Airlines are increasingly using ‘unbundled’ pricing. Passengers used to pay one price for everything: travel, meals, baggage allowances, in-flight entertainment etc. Now almost all carriers charge separately for everything. Airline capacity is tightening and companies have more pricing power.


Airlines are also using “big data” collected through booking systems for dynamic pricing (or yield/revenue) allowing them to get maximum revenue from each individual passenger by charging the highest price that passenger is willing to pay, or to induce travellers to fill seats that would otherwise go empty.

Sometimes, airlines, we want to smack your face into a pie.

Airline analysts claim all this is good for the consumer. Big data by definition equals more information which equals more transparency. Unbundled pricing eliminates “cross-subsidy” of one consumer by another: why should someone with only a carry-on bag, pay the same fare as someone with a full set of checked luggage?

Once more this is a one-sided view.

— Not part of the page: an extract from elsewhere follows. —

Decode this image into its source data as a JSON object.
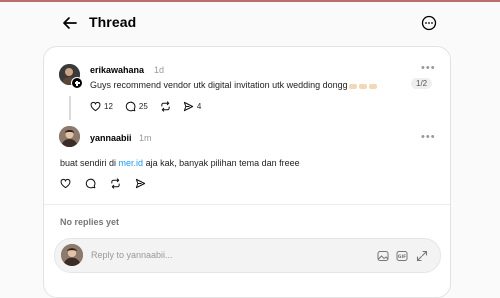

Unbundled pricing is especially disliked by consumers because it is complex, easy to game by the service provider, and often leading to unpredictable pricing at the gate. Most people have been charged an excess baggage fee at the gate, something they were likely not planning on and almost impossible to challenge before embarking.

Consumers like to know what they will be paying but unbundled pricing often turns into “probabilistic” pricing where people pay a certain price only if they don’t cross certain lines. As for “big data” airlines have much more access to its power than consumers do.

We cannot blame profit-making companies to want to squeeze as much out of the consumer as they can subject to competitive pressures. Passengers are still flying and travel demand is growing, showing that despite service quality declines, they’re still willing to fly and at unit distance prices that are still historically low.

But it hardly seems fair that the consumer should like it.

Cameron Gordon, Adjunct Associate Professor of Economics, Centre for Research and Action in Public Health (CeRAPH), University of Canberra

This article was originally published on The Conversation. Read the original article.